You book a commercial job and the client wants a beautiful face to grace their next ad. The client relies on you, the photographer to help with the process of hiring the model. The crew you hire rely on you to select the right candidate for their needs. That's great, right? Get the most radiant face, possibly the one with the highest social media numbers for that extra bump and you're set! Is that how it works?
I wish the process were simple but there are other factors, more important than a gorgeous face that increase your odds of a successful photo shoot. Being that you are the lead consultant for the brand and crew, they are relying on your expertise to guide the process.
First of all, beauty is subjective but in a town like Los Angeles, good looks are more common than a gluten allergy. I can throw a rock and hit a beautiful person, but finding one that is perfect for the photo shoot is a bigger undertaking.
The campaign that I developed for Michael Todd Beauty featured Wilhelmina Models talent, Vanessa Curry. Hiring Vanessa came with a long list of requirements that she fulfilled which made her the brand's final choice.
How can you go through a more thorough vetting process? Decide what you are selling and what the intent of the photographic campaign is. In our case with Michael Todd Beauty, it was about creating a lifestyle brand that is within reach of every consumer. We wanted to elevate the current images and dictate that the consumer for this brand was successful, great to look at, knowledgeable about important products and had enough of an income to purchase quality goods. In addition, the company wanted a model that would appeal to multiple ethnicities.
Knowing that important bit of information, I found the modeling agency who cater to this type of talent. I opted for Wilhelmina as they focus heavily on commercials vs. high fashion, though many models can cross over. Some jobs reach out to multiple agencies and others reach out to only one, the correct way of doing this is making sure you have enough options for the client.
In this case, we had great options with Wilhelmina and when you consistently book with one agency it does help with negotiating as a "return customer". This will save your client on their budget, not to mention makes them happy that you have solid relationships around town.
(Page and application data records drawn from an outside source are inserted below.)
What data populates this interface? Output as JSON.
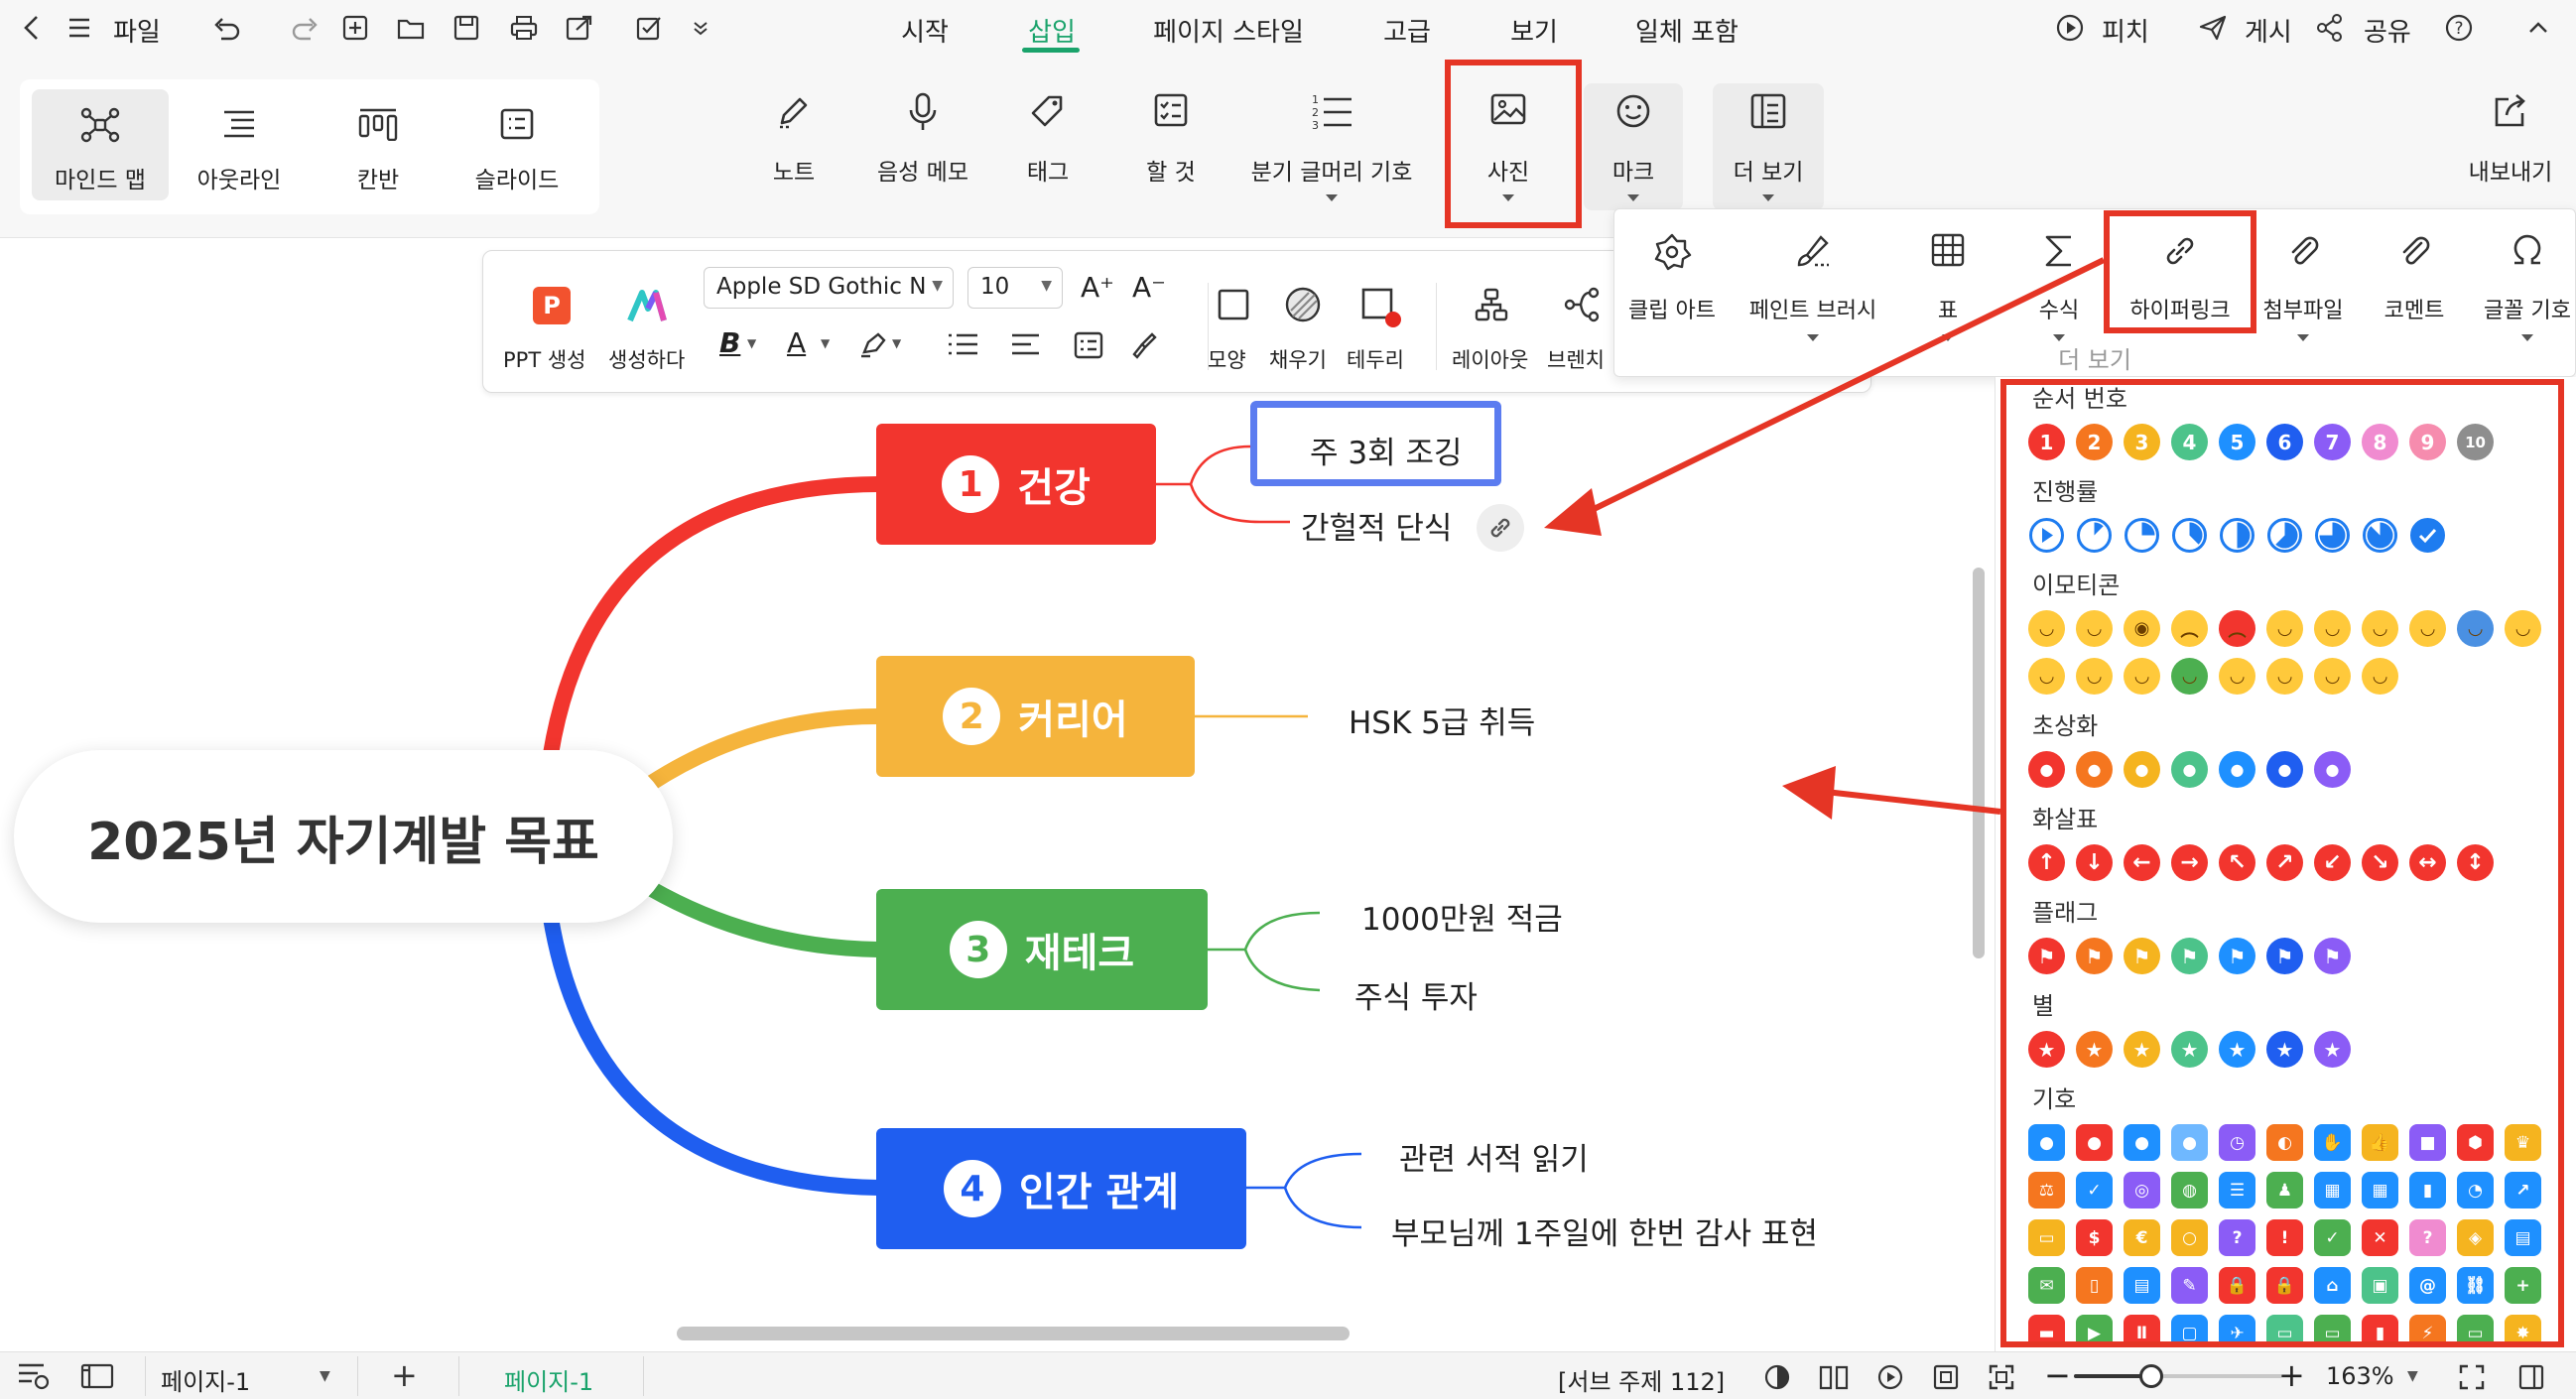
{
  "titlebar": {
    "file_label": "파일",
    "tabs": [
      "시작",
      "삽입",
      "페이지 스타일",
      "고급",
      "보기",
      "일체 포함"
    ],
    "active_tab": "삽입",
    "pitch_label": "피치",
    "publish_label": "게시",
    "share_label": "공유"
  },
  "ribbon": {
    "views": [
      "마인드 맵",
      "아웃라인",
      "칸반",
      "슬라이드"
    ],
    "active_view": "마인드 맵",
    "tools": {
      "note": "노트",
      "voice_memo": "음성 메모",
      "tag": "태그",
      "todo": "할 것",
      "numbering": "분기 글머리 기호",
      "photo": "사진",
      "mark": "마크",
      "more": "더 보기",
      "export": "내보내기"
    }
  },
  "more_panel": {
    "items": [
      "클립 아트",
      "페인트 브러시",
      "표",
      "수식",
      "하이퍼링크",
      "첨부파일",
      "코멘트",
      "글꼴 기호"
    ],
    "footer": "더 보기"
  },
  "format_toolbar": {
    "ppt_label": "PPT 생성",
    "generate_label": "생성하다",
    "font_family": "Apple SD Gothic N",
    "font_size": "10",
    "shape_label": "모양",
    "fill_label": "채우기",
    "border_label": "테두리",
    "layout_label": "레이아웃",
    "branch_label": "브렌치"
  },
  "mindmap": {
    "central": "2025년 자기계발 목표",
    "topics": [
      {
        "num": "1",
        "label": "건강",
        "color": "#f2352e",
        "subs": [
          "주 3회 조깅",
          "간헐적 단식"
        ]
      },
      {
        "num": "2",
        "label": "커리어",
        "color": "#f5b43c",
        "subs": [
          "HSK 5급 취득"
        ]
      },
      {
        "num": "3",
        "label": "재테크",
        "color": "#4caf50",
        "subs": [
          "1000만원 적금",
          "주식 투자"
        ]
      },
      {
        "num": "4",
        "label": "인간 관계",
        "color": "#1f5ef0",
        "subs": [
          "관련 서적 읽기",
          "부모님께 1주일에 한번 감사 표현"
        ]
      }
    ]
  },
  "icon_panel": {
    "sections": {
      "order": "순서 번호",
      "progress": "진행률",
      "emoticon": "이모티콘",
      "portrait": "초상화",
      "arrow": "화살표",
      "flag": "플래그",
      "star": "별",
      "symbol": "기호"
    },
    "order_numbers": [
      "1",
      "2",
      "3",
      "4",
      "5",
      "6",
      "7",
      "8",
      "9",
      "10"
    ],
    "colors": [
      "#f2352e",
      "#f5761f",
      "#f5b41f",
      "#4cc38a",
      "#1e90ff",
      "#1f5ef0",
      "#8b5cf6"
    ]
  },
  "statusbar": {
    "page_select": "페이지-1",
    "page_tab": "페이지-1",
    "sub_topic": "[서브 주제 112]",
    "zoom": "163%"
  }
}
The modeling agency will send a "package" (online gallery of options who fit your criteria for this particular job). In viewing the package, I look for the following:
- Can the model give a series of emotions or do they have one or two looks? In the event the client changes creative, you want to be prepared.
- How do they move and showcase the variety of material and products in their portfolio?
- Can they be both sexy & respectful? There's a fine line and your project will determine exact needs.
- Do they understand their angles and in relation to the brand?
- Keep the makeup artist & hairstylist in mind when reviewing facial features they'd be working on. Are you making their job easier or harder?
- Have they worked with other brands before? (Why this is critical)
- Is the model sample size or what specs do they have? What are the specs because this will decide your wardrobe stylists' budget and efforts.
- Review their digitals to see the real person vs. retouched portfolio images
- Review their social media (This is BIG and it's not for the reasons you think)
- Are they new or seasoned and worked with many photographers?
- Are they pleasant to have on set? (This applies to your entire crew)
Capturing the perfect image for your client is only the tip of the iceberg. Setting them up for a successful shoot, creating a campaign they can build on and providing an on-set experience for everyone involved is also the duty of the photographer and producer.